US5873187 *May 23, 1996Feb 23, 1999Iit Research InstituteSpherodized fluorescent beads for improved roadway pavement marker visibility
US5920977 *Dec 6, 1996Jul 13, 1999Wyckoff; James L.Impervious
US6166856 *Jun 15, 1998Dec 26, 20003M Innovative Properties CompanySelf light-emitting retroreflective sheet and method for producing the same
US6233857Sep 29, 1998May 22, 2001Photo-Cut Graphics, Inc.Porcelain coated substrate and process for making same
US6253698 *Sep 14, 1998Jul 3, 2001Marineglo CorporationPhosphorescent marine products
US6460786Jun 14, 2000Oct 8, 2002Roberts Group Holdings LlcDrip irrigation tape with indicia
US6497062Sep 22, 2000Dec 24, 2002Gene T. KoopmanIdentification tag
US7654994Sep 28, 2004Feb 2, 2010Kimberly-Clark Worldwide, Inc.Indicia for a garment with a dual fastening system
US8440877May 31, 2006May 14, 2013Kimberly-Clark Worldwide, Inc.Alignment aids for a sensing article
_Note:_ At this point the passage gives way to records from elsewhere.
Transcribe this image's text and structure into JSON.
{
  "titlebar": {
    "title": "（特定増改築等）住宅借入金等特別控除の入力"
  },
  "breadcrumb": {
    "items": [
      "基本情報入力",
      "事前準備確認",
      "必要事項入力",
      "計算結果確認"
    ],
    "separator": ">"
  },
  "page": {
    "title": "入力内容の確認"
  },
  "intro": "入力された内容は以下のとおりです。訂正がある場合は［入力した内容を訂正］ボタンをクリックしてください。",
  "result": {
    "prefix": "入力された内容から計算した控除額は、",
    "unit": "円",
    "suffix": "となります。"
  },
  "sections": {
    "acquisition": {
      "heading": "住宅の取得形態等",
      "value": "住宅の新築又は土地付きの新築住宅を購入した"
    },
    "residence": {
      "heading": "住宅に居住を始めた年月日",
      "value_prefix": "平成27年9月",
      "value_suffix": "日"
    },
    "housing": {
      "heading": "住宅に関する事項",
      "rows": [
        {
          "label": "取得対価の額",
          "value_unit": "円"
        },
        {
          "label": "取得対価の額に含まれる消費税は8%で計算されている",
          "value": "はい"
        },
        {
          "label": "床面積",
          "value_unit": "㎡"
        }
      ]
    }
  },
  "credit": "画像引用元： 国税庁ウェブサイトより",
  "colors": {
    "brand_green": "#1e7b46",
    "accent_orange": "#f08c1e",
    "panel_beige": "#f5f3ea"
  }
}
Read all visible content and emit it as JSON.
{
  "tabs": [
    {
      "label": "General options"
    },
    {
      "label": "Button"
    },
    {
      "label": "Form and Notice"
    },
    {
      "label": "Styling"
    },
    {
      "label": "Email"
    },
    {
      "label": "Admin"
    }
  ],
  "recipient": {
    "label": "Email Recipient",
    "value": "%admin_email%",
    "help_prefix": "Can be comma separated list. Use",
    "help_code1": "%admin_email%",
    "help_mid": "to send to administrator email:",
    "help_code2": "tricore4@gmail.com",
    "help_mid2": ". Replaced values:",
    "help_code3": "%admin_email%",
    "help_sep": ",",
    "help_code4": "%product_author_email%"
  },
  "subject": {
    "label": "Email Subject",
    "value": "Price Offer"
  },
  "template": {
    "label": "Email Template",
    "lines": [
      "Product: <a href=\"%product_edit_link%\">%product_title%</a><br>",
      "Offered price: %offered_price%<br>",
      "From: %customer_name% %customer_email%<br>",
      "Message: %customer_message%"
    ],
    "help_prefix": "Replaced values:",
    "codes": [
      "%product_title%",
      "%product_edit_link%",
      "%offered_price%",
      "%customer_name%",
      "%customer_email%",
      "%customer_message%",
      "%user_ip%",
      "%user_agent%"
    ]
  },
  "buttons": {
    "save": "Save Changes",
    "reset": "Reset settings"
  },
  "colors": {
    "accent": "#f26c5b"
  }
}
US8511596Oct 14, 2010Aug 20, 2013Deere & CompanyDrip tape management
US20120181339 *Dec 21, 2011Jul 19, 2012Kazim CeylanBank and credit cards with limit information on the face and having an area for promotion or logo
Classifications
U.S. Classification428/29, 40/616, 428/172, 428/41.3, 40/542, 428/526, 428/142, 428/913, 428/212
International ClassificationB44F1/00, B44C3/08, B44C3/00
Cooperative ClassificationY10S428/913, B44F1/00, B44C3/08, B44C3/005
European ClassificationB44C3/08, B44F1/00, B44C3/00B